Biology of reproduction

Neonatal exposure to genistein induces estrogen receptor (ER)alpha expression and multioocyte follicles in the maturing mouse ovary: evidence for ERbeta-mediated and nonestrogenic actions.

PMID 12297547

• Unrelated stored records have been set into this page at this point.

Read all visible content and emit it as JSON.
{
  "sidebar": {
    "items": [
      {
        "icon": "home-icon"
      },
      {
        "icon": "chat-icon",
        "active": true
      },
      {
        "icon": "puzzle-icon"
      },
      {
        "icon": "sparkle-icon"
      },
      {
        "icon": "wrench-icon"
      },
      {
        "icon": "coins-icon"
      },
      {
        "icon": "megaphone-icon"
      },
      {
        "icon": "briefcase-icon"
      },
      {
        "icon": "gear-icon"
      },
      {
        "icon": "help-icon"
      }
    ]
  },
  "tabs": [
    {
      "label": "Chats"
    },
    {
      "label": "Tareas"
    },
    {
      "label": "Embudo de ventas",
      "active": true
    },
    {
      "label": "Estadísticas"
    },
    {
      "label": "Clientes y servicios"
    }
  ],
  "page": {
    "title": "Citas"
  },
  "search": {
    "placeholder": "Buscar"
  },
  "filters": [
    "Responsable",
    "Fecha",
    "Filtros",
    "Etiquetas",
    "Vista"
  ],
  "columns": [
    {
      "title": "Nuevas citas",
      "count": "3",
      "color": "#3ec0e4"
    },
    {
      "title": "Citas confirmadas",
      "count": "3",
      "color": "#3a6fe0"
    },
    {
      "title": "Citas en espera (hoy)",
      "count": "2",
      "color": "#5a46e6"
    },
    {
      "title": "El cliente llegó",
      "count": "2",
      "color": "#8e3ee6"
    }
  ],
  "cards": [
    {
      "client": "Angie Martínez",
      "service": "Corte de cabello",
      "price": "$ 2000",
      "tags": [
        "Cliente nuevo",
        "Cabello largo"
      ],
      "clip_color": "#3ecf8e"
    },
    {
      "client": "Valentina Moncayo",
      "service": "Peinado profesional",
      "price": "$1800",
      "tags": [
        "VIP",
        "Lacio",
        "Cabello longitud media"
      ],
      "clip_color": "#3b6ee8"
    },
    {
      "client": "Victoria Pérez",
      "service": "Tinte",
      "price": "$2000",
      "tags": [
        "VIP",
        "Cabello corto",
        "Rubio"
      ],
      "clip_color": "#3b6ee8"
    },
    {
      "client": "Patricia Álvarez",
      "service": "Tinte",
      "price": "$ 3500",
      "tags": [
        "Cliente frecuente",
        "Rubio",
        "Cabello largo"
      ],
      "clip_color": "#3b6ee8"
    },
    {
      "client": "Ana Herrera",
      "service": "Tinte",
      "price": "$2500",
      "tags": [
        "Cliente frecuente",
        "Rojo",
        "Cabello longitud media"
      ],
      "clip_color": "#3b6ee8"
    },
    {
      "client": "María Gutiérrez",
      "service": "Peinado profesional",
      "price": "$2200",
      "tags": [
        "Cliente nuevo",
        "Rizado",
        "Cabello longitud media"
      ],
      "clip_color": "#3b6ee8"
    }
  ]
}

Outbred CD-1 mice were treated neonatally on Days 1-5 with the phytoestrogen, genistein (1, 10, or 100 micro g per pup per day), and ovaries were collected on Days 5, 12, and 19. Ribonuclease protection assay analysis of ovarian mRNA showed that estrogen receptor beta (ERbeta) predominated over ERalpha in controls and increased with age. Genistein treatment did not alter ERbeta expression, however, ERalpha expression was higher on Days 5 and 12. ERbeta was immunolocalized in granulosa cells, whereas ERalpha was immunolocalized in interstitial and thecal cells. Genistein treatment caused a dramatic increase in ERalpha in granulosa cells. Genistein-treated ERbeta knockout mice showed a similar induction of ERalpha, which is seen in CD-1 mice, suggesting that ERbeta does not mediate this effect. Similar ERalpha induction in granulosa cells was seen in CD-1 mice treated with lavendustin A, a tyrosine kinase inhibitor that has no known estrogenic actions, which suggests that this property of genistein may be responsible. As a functional analysis, genistein-treated mice were superovulated and the number of oocytes was counted. A statistically significant increase in the number of ovulated oocytes was observed with the lowest dose, whereas a decrease was observed with the two higher doses. This increase in ovulatory capacity with the low dose coincided with higher ERalpha expression. Histological evaluations on Day 19 revealed a dose-related increase in multioocyte follicles (MOFs) in genistein-treated mice. Tyrosine kinase inhibition was apparently not responsible for MOFs because they were not present in mice that had been treated with lavendustin; however, ERbeta must play a role, because mice lacking ERbeta showed no MOFs. These data taken together demonstrate alterations in the ovary following neonatal exposure to genistein. Given that human infants are exposed to high levels of genistein in soy-based foods, this study indicates that the effects of such exposure on the developing reproductive tract warrant further investigation.